    Although further research is needed to clarify the role of endogenous NSCs in MNDs, these findings provide interest- ing evidence that regenerative treatment of these disorders could be pursued by stimulating and enhancing de novo neurogenesis.

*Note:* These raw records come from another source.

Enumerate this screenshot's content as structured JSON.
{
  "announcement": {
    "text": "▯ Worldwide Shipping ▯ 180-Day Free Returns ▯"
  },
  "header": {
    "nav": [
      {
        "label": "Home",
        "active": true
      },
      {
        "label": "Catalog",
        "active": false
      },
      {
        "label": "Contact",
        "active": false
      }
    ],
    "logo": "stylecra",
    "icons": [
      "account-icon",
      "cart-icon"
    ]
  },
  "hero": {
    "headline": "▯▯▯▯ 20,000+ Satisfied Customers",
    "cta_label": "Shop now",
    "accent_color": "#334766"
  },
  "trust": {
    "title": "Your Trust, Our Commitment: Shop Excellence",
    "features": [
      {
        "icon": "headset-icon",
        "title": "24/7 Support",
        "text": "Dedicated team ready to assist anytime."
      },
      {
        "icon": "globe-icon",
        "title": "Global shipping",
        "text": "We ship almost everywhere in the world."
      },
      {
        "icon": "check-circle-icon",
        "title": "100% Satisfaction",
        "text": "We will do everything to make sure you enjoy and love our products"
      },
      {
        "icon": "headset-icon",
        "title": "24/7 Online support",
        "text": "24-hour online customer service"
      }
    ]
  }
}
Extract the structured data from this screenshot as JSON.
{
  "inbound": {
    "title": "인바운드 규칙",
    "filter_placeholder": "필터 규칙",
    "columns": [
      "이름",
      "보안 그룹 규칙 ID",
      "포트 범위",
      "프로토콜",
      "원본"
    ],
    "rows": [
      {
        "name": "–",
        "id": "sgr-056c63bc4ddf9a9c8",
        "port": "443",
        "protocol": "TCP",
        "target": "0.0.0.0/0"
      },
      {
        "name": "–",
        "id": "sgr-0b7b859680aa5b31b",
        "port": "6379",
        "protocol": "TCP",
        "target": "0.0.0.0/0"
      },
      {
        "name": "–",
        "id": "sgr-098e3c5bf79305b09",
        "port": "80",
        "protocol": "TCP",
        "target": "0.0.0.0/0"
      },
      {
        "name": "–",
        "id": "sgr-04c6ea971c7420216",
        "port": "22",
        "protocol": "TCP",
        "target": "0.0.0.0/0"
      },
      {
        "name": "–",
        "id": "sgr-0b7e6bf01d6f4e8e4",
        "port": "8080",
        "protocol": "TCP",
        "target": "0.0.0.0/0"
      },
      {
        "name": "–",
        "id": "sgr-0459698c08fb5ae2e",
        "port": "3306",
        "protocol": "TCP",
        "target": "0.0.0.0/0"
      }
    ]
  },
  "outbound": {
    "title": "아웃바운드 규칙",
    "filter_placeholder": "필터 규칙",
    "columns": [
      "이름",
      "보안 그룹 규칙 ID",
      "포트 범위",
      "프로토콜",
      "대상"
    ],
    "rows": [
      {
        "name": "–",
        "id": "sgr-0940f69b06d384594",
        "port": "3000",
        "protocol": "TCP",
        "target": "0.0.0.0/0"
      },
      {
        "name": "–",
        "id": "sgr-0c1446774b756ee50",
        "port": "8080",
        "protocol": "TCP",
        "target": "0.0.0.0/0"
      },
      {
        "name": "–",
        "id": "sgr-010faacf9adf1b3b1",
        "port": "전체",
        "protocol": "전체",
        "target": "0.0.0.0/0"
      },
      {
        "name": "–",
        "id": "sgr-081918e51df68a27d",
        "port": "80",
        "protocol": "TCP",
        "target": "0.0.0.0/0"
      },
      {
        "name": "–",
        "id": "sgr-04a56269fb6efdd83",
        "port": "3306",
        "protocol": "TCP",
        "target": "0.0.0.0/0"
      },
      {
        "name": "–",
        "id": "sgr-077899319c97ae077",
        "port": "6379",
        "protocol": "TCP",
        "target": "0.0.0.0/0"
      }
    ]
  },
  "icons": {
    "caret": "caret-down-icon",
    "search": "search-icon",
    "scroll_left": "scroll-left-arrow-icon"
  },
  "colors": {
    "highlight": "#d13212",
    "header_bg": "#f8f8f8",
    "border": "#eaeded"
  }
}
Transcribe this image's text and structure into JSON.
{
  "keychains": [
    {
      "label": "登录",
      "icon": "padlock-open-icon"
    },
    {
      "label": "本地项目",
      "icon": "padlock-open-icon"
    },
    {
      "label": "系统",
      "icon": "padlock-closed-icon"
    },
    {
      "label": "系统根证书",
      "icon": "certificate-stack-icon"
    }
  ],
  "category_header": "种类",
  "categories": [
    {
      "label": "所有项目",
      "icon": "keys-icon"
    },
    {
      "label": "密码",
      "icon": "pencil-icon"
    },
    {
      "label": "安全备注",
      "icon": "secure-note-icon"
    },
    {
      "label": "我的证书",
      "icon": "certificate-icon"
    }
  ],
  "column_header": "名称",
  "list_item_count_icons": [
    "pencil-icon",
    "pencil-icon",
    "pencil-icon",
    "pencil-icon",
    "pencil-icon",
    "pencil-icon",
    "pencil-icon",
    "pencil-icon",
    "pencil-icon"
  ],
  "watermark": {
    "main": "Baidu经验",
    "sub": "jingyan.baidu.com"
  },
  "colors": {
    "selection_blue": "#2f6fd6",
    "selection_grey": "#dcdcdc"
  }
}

    Notwithstanding these exciting results, ALS-induced com- pensatory neurogenesis in the CNS is not powerful enough to halt disease progression in affected animals. Therefore, we need to find efficient supportive strategies in order to be able to exploit the degeneration-induced neurogenic response at a clinical level. Current cell approaches focus on two predomi- nant modalities: stimulation of the endogenous NSC niche and transplantation of exogenous stem cells. The former ap- proach aims at stimulating the proliferation, migration, and persistence of brain NSCs. Lessons on this topic can be learned from studies on the post-ischemic brain. After stroke, newborn cells from the dentate gyrus and the subventricular zone travel along blood vessel scaffolds and relocate to areas of damage in order to replace dying neurons [19]. However, only 20% of migrating newborn cells successfully complete the integration process [20]. Failed integration and progenitor death may also be linked to inefficient neurogenesis in MNDs. Several strategies to increase neurogenesis after ischemic stroke have been attempted in experimental models. Selective serotonin reup